**WHAT TO PRODUCE**
Please reproduce exactly the line that carries "Give me the" and all remaining lines through the last line of the data, and write nothing else.
────────
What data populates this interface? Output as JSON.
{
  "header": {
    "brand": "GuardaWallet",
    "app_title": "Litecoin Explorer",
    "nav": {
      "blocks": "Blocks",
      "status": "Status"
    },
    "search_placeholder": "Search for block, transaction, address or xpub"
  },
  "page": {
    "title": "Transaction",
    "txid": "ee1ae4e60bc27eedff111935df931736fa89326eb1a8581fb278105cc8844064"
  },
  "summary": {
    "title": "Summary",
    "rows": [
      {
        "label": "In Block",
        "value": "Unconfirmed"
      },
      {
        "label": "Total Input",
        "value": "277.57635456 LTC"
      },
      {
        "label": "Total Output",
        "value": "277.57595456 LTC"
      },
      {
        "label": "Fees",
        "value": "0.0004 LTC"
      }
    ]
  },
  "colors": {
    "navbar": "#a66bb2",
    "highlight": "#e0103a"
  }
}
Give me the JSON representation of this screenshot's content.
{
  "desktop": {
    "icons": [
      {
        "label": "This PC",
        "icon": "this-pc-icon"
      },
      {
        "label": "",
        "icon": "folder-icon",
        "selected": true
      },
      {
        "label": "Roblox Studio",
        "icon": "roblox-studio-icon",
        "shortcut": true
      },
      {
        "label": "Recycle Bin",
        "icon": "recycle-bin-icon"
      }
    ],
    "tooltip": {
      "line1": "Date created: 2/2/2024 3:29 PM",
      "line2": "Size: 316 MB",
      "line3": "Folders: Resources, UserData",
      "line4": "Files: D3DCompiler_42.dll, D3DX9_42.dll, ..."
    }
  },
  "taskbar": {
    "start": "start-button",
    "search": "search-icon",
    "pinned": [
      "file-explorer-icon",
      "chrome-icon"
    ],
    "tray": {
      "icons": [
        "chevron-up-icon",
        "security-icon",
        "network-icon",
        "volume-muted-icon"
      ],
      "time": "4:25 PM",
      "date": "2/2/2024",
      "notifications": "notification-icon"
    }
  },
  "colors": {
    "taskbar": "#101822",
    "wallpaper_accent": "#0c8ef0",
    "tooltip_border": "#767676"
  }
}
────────
**YOUR SOLUTION**
Give me the JSON representation of this screenshot's content.
{
  "desktop": {
    "icons": [
      {
        "label": "This PC",
        "icon": "this-pc-icon"
      },
      {
        "label": "",
        "icon": "folder-icon",
        "selected": true
      },
      {
        "label": "Roblox Studio",
        "icon": "roblox-studio-icon",
        "shortcut": true
      },
      {
        "label": "Recycle Bin",
        "icon": "recycle-bin-icon"
      }
    ],
    "tooltip": {
      "line1": "Date created: 2/2/2024 3:29 PM",
      "line2": "Size: 316 MB",
      "line3": "Folders: Resources, UserData",
      "line4": "Files: D3DCompiler_42.dll, D3DX9_42.dll, ..."
    }
  },
  "taskbar": {
    "start": "start-button",
    "search": "search-icon",
    "pinned": [
      "file-explorer-icon",
      "chrome-icon"
    ],
    "tray": {
      "icons": [
        "chevron-up-icon",
        "security-icon",
        "network-icon",
        "volume-muted-icon"
      ],
      "time": "4:25 PM",
      "date": "2/2/2024",
      "notifications": "notification-icon"
    }
  },
  "colors": {
    "taskbar": "#101822",
    "wallpaper_accent": "#0c8ef0",
    "tooltip_border": "#767676"
  }
}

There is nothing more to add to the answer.